Manalapan: Sheriff Shaun Golden wants first grade students to learn how to dial 9-1-1 properly through the Monmouth County Sheriff’s Office SEEK (Sheriff’s Emergency Education for Kids) 9-1-1 program. On Oct. 14, first graders from the Taylor Mills School in Manalapan were presented with SEEK 9-1-1, which is offered to elementary schools throughout Monmouth County.
“The importance of using the 9-1-1 emergency call number is vital to public safety,” said Sheriff Shaun Golden. “The goal of SEEK 9-1-1 is to teach children how to get help quickly for their own safety and for their families.”
The SEEK 9-1-1 program includes a fun video featuring animated characters who learn how the 9-1-1 system works. Instructor Richard Eisenbeis who conducts the program through the Monmouth County Sheriff’s Office gives the students an overview of when to dial 9-1-1, and, provides them with a hands on interactive session using telephone simulators to role play various emergency scenarios. Scenarios include what happens when a child hangs up without speaking to a 9-1-1 public safety telecommunicator, handling an injury, what to do if you are home alone and see a prowler and when it is not appropriate to call 9-1-1.

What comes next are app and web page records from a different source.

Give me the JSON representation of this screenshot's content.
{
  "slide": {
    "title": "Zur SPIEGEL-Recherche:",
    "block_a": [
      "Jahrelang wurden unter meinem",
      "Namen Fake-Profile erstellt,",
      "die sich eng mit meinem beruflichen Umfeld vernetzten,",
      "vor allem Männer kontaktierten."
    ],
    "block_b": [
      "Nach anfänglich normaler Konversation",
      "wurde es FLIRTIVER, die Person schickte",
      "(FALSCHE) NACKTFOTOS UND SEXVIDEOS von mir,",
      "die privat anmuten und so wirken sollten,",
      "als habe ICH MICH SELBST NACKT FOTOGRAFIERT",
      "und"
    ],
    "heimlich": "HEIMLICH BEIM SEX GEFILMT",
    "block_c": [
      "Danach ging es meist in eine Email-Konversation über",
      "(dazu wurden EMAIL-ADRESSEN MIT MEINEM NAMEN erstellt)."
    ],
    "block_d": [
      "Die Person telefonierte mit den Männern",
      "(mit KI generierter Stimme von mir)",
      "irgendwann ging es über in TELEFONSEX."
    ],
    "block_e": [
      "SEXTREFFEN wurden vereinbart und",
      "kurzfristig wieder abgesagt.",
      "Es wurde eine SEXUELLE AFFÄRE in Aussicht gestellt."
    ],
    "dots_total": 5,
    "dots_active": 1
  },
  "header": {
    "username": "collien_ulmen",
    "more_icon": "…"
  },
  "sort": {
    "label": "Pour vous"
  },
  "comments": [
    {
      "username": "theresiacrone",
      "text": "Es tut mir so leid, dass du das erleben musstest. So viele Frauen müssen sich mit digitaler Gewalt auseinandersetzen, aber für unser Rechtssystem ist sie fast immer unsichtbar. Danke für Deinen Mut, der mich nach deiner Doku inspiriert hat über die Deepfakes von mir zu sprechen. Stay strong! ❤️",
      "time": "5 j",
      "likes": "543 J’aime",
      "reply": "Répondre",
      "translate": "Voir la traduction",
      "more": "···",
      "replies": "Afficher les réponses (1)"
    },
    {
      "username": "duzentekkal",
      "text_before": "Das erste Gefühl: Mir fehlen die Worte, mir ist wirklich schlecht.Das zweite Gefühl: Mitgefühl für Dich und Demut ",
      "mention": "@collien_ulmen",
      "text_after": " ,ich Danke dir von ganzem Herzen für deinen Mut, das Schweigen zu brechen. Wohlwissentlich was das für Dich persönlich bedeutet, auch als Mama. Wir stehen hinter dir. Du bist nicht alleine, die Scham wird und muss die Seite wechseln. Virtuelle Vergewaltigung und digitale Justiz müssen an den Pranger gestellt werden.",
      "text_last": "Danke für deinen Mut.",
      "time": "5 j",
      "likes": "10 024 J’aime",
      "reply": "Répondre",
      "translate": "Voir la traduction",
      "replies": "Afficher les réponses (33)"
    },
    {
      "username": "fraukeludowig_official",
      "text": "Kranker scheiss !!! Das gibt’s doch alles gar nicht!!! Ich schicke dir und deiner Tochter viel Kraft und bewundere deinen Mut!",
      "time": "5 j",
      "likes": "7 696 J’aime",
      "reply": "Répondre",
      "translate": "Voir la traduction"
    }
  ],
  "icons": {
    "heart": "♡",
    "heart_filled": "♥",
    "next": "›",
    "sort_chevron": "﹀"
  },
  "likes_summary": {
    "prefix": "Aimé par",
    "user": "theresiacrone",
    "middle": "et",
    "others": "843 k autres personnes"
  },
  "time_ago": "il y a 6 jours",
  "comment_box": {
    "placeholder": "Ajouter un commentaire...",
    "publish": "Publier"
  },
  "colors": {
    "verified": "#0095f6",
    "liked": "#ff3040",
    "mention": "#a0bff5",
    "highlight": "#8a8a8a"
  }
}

The Monmouth County 9-1-1 Communications Center serves 45 of the county’s 53 municipalities and receives approximately 1,200 calls per day.
A large percentage of the 9-1-1 calls received are wrong numbers, prank calls, hang ups or non-emergencies. During the presentation, SEEK 9-1-1 instructors emphasize the appropriate times to call 9-1-1 and when other non-emergency phone numbers should be used.
“The Sheriff’s Office is committed to safety and youth education and we’re proud to make the SEEK 9-1-1 program available to the Taylor Mills School,” said Sheriff Golden. “It’s important for students and adults to remember to SEEK 9-1-1 during an emergency.”
The SEEK 9-1-1 Program recently reached its 45,000th participant mark.